Work order
Each entry that appears below should be restated exactly as it is.

[Data extracted from a collection]
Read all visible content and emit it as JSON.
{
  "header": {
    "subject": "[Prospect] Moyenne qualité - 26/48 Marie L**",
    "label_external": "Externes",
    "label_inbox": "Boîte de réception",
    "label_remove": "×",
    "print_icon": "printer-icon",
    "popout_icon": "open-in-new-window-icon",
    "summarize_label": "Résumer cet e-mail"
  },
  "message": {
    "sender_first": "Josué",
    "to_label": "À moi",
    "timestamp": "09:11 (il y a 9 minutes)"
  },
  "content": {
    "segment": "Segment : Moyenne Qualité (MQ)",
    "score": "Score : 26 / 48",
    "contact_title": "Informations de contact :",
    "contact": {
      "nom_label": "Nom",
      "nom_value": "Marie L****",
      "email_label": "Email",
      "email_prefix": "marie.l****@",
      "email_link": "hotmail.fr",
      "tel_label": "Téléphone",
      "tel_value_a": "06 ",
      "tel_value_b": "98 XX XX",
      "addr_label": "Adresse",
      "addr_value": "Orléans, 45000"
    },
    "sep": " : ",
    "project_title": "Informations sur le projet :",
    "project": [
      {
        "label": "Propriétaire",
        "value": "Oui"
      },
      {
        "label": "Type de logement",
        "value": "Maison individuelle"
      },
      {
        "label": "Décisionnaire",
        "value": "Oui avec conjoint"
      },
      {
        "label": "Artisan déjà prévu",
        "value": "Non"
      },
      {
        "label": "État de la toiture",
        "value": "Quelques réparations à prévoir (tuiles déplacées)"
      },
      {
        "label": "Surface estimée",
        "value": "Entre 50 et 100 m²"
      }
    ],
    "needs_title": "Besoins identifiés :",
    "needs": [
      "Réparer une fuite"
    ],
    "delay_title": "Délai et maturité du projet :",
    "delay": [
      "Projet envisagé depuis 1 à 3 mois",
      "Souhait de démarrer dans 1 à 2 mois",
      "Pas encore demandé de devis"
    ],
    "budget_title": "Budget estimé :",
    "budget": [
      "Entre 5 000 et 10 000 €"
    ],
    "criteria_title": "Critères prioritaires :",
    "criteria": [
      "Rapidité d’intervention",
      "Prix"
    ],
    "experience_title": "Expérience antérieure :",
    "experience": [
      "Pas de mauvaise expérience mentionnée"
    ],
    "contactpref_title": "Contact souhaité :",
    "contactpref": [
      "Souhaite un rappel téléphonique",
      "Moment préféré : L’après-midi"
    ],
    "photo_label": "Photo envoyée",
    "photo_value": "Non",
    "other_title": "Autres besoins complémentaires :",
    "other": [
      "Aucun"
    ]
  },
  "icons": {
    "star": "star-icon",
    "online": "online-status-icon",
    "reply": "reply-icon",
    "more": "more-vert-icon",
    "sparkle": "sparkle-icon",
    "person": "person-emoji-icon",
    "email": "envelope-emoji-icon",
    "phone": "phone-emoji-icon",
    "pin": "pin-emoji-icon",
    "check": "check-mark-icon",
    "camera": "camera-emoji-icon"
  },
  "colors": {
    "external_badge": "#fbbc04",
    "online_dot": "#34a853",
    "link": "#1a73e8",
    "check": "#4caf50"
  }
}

Task solution
Read all visible content and emit it as JSON.
{
  "header": {
    "subject": "[Prospect] Moyenne qualité - 26/48 Marie L**",
    "label_external": "Externes",
    "label_inbox": "Boîte de réception",
    "label_remove": "×",
    "print_icon": "printer-icon",
    "popout_icon": "open-in-new-window-icon",
    "summarize_label": "Résumer cet e-mail"
  },
  "message": {
    "sender_first": "Josué",
    "to_label": "À moi",
    "timestamp": "09:11 (il y a 9 minutes)"
  },
  "content": {
    "segment": "Segment : Moyenne Qualité (MQ)",
    "score": "Score : 26 / 48",
    "contact_title": "Informations de contact :",
    "contact": {
      "nom_label": "Nom",
      "nom_value": "Marie L****",
      "email_label": "Email",
      "email_prefix": "marie.l****@",
      "email_link": "hotmail.fr",
      "tel_label": "Téléphone",
      "tel_value_a": "06 ",
      "tel_value_b": "98 XX XX",
      "addr_label": "Adresse",
      "addr_value": "Orléans, 45000"
    },
    "sep": " : ",
    "project_title": "Informations sur le projet :",
    "project": [
      {
        "label": "Propriétaire",
        "value": "Oui"
      },
      {
        "label": "Type de logement",
        "value": "Maison individuelle"
      },
      {
        "label": "Décisionnaire",
        "value": "Oui avec conjoint"
      },
      {
        "label": "Artisan déjà prévu",
        "value": "Non"
      },
      {
        "label": "État de la toiture",
        "value": "Quelques réparations à prévoir (tuiles déplacées)"
      },
      {
        "label": "Surface estimée",
        "value": "Entre 50 et 100 m²"
      }
    ],
    "needs_title": "Besoins identifiés :",
    "needs": [
      "Réparer une fuite"
    ],
    "delay_title": "Délai et maturité du projet :",
    "delay": [
      "Projet envisagé depuis 1 à 3 mois",
      "Souhait de démarrer dans 1 à 2 mois",
      "Pas encore demandé de devis"
    ],
    "budget_title": "Budget estimé :",
    "budget": [
      "Entre 5 000 et 10 000 €"
    ],
    "criteria_title": "Critères prioritaires :",
    "criteria": [
      "Rapidité d’intervention",
      "Prix"
    ],
    "experience_title": "Expérience antérieure :",
    "experience": [
      "Pas de mauvaise expérience mentionnée"
    ],
    "contactpref_title": "Contact souhaité :",
    "contactpref": [
      "Souhaite un rappel téléphonique",
      "Moment préféré : L’après-midi"
    ],
    "photo_label": "Photo envoyée",
    "photo_value": "Non",
    "other_title": "Autres besoins complémentaires :",
    "other": [
      "Aucun"
    ]
  },
  "icons": {
    "star": "star-icon",
    "online": "online-status-icon",
    "reply": "reply-icon",
    "more": "more-vert-icon",
    "sparkle": "sparkle-icon",
    "person": "person-emoji-icon",
    "email": "envelope-emoji-icon",
    "phone": "phone-emoji-icon",
    "pin": "pin-emoji-icon",
    "check": "check-mark-icon",
    "camera": "camera-emoji-icon"
  },
  "colors": {
    "external_badge": "#fbbc04",
    "online_dot": "#34a853",
    "link": "#1a73e8",
    "check": "#4caf50"
  }
}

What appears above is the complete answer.